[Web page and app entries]

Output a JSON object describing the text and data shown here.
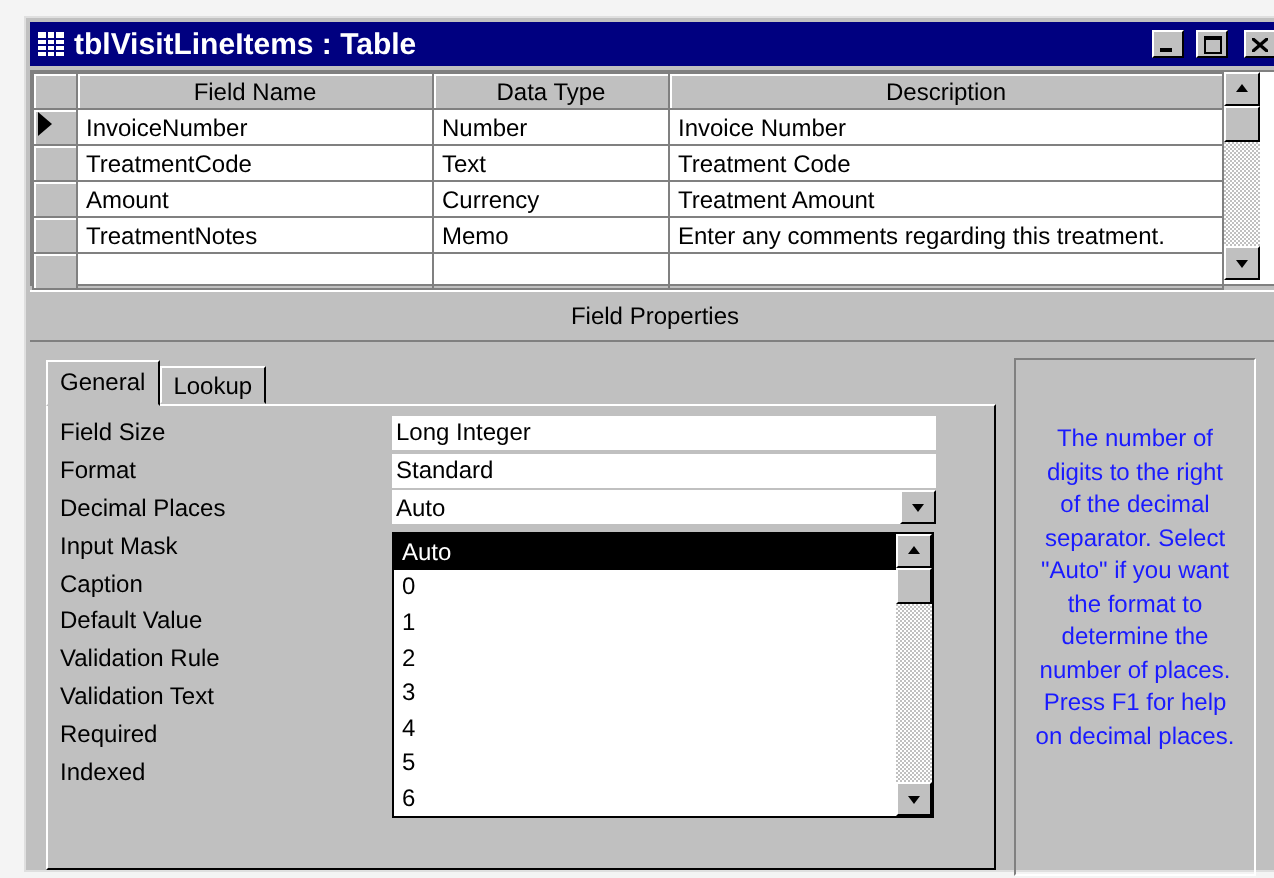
{
  "window": {
    "title": "tblVisitLineItems : Table"
  },
  "grid": {
    "columns": [
      "Field Name",
      "Data Type",
      "Description"
    ],
    "rows": [
      {
        "field_name": "InvoiceNumber",
        "data_type": "Number",
        "description": "Invoice Number",
        "current": true
      },
      {
        "field_name": "TreatmentCode",
        "data_type": "Text",
        "description": "Treatment Code",
        "current": false
      },
      {
        "field_name": "Amount",
        "data_type": "Currency",
        "description": "Treatment Amount",
        "current": false
      },
      {
        "field_name": "TreatmentNotes",
        "data_type": "Memo",
        "description": "Enter any comments regarding this treatment.",
        "current": false
      }
    ]
  },
  "field_properties": {
    "title": "Field Properties",
    "tabs": [
      {
        "label": "General",
        "selected": true
      },
      {
        "label": "Lookup",
        "selected": false
      }
    ],
    "properties": [
      {
        "label": "Field Size",
        "kind": "text",
        "value": "Long Integer"
      },
      {
        "label": "Format",
        "kind": "text",
        "value": "Standard"
      },
      {
        "label": "Decimal Places",
        "kind": "combo",
        "value": "Auto"
      },
      {
        "label": "Input Mask",
        "kind": "none"
      },
      {
        "label": "Caption",
        "kind": "none"
      },
      {
        "label": "Default Value",
        "kind": "none"
      },
      {
        "label": "Validation Rule",
        "kind": "none"
      },
      {
        "label": "Validation Text",
        "kind": "none"
      },
      {
        "label": "Required",
        "kind": "none"
      },
      {
        "label": "Indexed",
        "kind": "none"
      }
    ],
    "dropdown": {
      "items": [
        {
          "label": "Auto",
          "selected": true
        },
        {
          "label": "0",
          "selected": false
        },
        {
          "label": "1",
          "selected": false
        },
        {
          "label": "2",
          "selected": false
        },
        {
          "label": "3",
          "selected": false
        },
        {
          "label": "4",
          "selected": false
        },
        {
          "label": "5",
          "selected": false
        },
        {
          "label": "6",
          "selected": false
        }
      ]
    },
    "help_text": "The number of digits to the right of the decimal separator. Select \"Auto\" if you want the format to determine the number of places. Press F1 for help on decimal places."
  }
}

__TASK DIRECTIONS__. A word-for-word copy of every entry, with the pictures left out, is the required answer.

__SOLUTION FOR THIS EXERCISE__.
Output a JSON object describing the text and data shown here.
{
  "window": {
    "title": "tblVisitLineItems : Table"
  },
  "grid": {
    "columns": [
      "Field Name",
      "Data Type",
      "Description"
    ],
    "rows": [
      {
        "field_name": "InvoiceNumber",
        "data_type": "Number",
        "description": "Invoice Number",
        "current": true
      },
      {
        "field_name": "TreatmentCode",
        "data_type": "Text",
        "description": "Treatment Code",
        "current": false
      },
      {
        "field_name": "Amount",
        "data_type": "Currency",
        "description": "Treatment Amount",
        "current": false
      },
      {
        "field_name": "TreatmentNotes",
        "data_type": "Memo",
        "description": "Enter any comments regarding this treatment.",
        "current": false
      }
    ]
  },
  "field_properties": {
    "title": "Field Properties",
    "tabs": [
      {
        "label": "General",
        "selected": true
      },
      {
        "label": "Lookup",
        "selected": false
      }
    ],
    "properties": [
      {
        "label": "Field Size",
        "kind": "text",
        "value": "Long Integer"
      },
      {
        "label": "Format",
        "kind": "text",
        "value": "Standard"
      },
      {
        "label": "Decimal Places",
        "kind": "combo",
        "value": "Auto"
      },
      {
        "label": "Input Mask",
        "kind": "none"
      },
      {
        "label": "Caption",
        "kind": "none"
      },
      {
        "label": "Default Value",
        "kind": "none"
      },
      {
        "label": "Validation Rule",
        "kind": "none"
      },
      {
        "label": "Validation Text",
        "kind": "none"
      },
      {
        "label": "Required",
        "kind": "none"
      },
      {
        "label": "Indexed",
        "kind": "none"
      }
    ],
    "dropdown": {
      "items": [
        {
          "label": "Auto",
          "selected": true
        },
        {
          "label": "0",
          "selected": false
        },
        {
          "label": "1",
          "selected": false
        },
        {
          "label": "2",
          "selected": false
        },
        {
          "label": "3",
          "selected": false
        },
        {
          "label": "4",
          "selected": false
        },
        {
          "label": "5",
          "selected": false
        },
        {
          "label": "6",
          "selected": false
        }
      ]
    },
    "help_text": "The number of digits to the right of the decimal separator. Select \"Auto\" if you want the format to determine the number of places. Press F1 for help on decimal places."
  }
}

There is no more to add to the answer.